The Irish are 18 of 51 (35%) for the season on third down conversions. With an already meager conversion rate, any sack resulting in lost yardage will likely result in the drive going dead. The one time this season the Irish continued a drive after a sack was the example above against Purdue. However, against Michigan State, Clausen was sacked three times and all three resulted in punts. Two of the three sacks in the Michigan State game, Clausen attempted to bail out of the pocket using the techniques mentioned in this article.
The “Elway” drill as a factor to do with lost sack yardage is simply a hypothesis by yours truly. I do not have the privileged knowledge of the techniques Charlie Weis, Michael Haywood and Ron Powlus teach their quarterbacks. I do know I have repeatedly seen Jimmy Clausen attempt the techniques as taught by a common instructor we shared. In two of the four sacks this year, he attempted to use that technique and those sacks resulted in losses of 10 and 16 yards respectively. Other factors may contribute to excessive lost yardage in sacks compared to the rest of the nation. For instance, starting a play in the shotgun and then continuing to drop back once Clausen has received the snap may be a contributing factor. Also, play-action or a five-step (usually 6-8 yards) or seven-step (usually 8-10 yards) drop on any type of long developing play may also have an impact on disproportionate lost yardage. Consider last season when Notre Dame gave up the record 58 sacks. Demetrius Jones was sacked once in the Georgia Tech game, and Clausen split time with Even Sharpley most of the year. But the Irish only gave up 7.2 yards lost per sack. This could be a product of a short passing game or the fact that Clausen and Sharpley were mostly deer in the headlights and often just stayed flat footed in the pocket because they were so overwhelmed by the game going on around them.
Notre Dame and Jimmy Clausen are currently operating in high-risk, high-reward mode when it comes to pass protection.
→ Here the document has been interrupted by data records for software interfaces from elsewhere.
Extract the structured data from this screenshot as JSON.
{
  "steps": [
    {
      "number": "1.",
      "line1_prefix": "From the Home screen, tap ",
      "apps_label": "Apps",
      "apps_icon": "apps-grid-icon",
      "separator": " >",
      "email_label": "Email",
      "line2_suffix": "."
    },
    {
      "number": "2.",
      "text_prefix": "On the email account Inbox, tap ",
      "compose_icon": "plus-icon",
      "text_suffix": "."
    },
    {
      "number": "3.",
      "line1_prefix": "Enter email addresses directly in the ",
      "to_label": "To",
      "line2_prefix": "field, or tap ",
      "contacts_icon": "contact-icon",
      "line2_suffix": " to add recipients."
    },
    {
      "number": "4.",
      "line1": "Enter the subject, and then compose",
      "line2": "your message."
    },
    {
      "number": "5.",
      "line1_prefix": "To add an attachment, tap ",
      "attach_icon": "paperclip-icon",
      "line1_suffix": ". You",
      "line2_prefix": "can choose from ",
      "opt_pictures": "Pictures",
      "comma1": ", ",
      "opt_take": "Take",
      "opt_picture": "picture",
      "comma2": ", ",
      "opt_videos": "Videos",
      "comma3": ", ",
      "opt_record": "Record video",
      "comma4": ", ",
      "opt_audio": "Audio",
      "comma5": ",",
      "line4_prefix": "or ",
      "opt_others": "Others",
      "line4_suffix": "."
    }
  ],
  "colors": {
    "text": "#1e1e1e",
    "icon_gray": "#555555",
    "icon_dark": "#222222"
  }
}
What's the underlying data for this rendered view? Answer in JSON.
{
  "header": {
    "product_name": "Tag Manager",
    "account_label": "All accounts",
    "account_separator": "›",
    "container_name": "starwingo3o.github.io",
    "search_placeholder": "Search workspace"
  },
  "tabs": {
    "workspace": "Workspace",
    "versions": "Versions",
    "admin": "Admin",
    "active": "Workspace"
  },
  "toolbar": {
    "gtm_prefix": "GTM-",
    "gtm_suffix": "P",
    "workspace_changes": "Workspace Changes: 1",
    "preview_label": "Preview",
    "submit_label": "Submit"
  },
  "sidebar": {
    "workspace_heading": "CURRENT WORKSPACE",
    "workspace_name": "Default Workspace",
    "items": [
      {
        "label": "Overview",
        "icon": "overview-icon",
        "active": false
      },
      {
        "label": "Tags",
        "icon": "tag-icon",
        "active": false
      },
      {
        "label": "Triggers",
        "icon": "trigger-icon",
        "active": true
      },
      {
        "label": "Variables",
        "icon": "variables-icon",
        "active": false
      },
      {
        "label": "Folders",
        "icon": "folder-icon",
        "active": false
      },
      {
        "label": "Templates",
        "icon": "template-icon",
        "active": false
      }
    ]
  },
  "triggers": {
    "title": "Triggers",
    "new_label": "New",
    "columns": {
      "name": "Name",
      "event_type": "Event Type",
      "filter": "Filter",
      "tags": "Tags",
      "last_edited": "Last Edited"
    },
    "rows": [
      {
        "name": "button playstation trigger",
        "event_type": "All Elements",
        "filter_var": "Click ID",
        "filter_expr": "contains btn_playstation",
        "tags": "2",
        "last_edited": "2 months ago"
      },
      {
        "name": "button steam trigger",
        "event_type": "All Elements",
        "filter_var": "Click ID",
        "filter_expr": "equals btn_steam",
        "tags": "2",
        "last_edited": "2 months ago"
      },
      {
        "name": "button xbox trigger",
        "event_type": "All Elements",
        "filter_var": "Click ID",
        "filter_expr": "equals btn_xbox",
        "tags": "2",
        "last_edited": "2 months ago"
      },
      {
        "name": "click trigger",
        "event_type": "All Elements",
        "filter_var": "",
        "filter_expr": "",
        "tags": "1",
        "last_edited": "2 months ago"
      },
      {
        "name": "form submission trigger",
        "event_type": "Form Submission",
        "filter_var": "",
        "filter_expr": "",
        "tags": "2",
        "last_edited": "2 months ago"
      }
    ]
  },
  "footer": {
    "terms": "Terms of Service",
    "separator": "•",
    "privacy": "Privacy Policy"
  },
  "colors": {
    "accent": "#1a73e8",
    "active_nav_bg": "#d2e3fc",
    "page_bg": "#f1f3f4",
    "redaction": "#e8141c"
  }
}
Clausen’s increased pocket presence and ability to avoid numerous sacks thus far, have made for tremendous positive strides from a year ago. But if he hesitates a count too long on his decision to flee, he is simply not quick enough to shake a defender who is not engaged by offensive blockers and is closing in on the Irish quarterback.
For football fans who enjoy the X’s & O’s and the fundamentals of the game, keep an eye out in the games for the points raised in this article. Watch Jimmy Clausen’s footwork in the pocket. How does he scramble successfully? How did he attempt to escape when he was sacked? If he had an opportunity to scramble, did he step up in the pocket, try to run lateral or parallel to the line of scrimmage, or did he try to arch around and bail as described by the “Elway” drills?
If you notice something in past games or in the future, feel free to post a comment on the blog or head over to the UHND Football Message Board and open up a new topic to discuss the incredibly complex strategies in the game of football.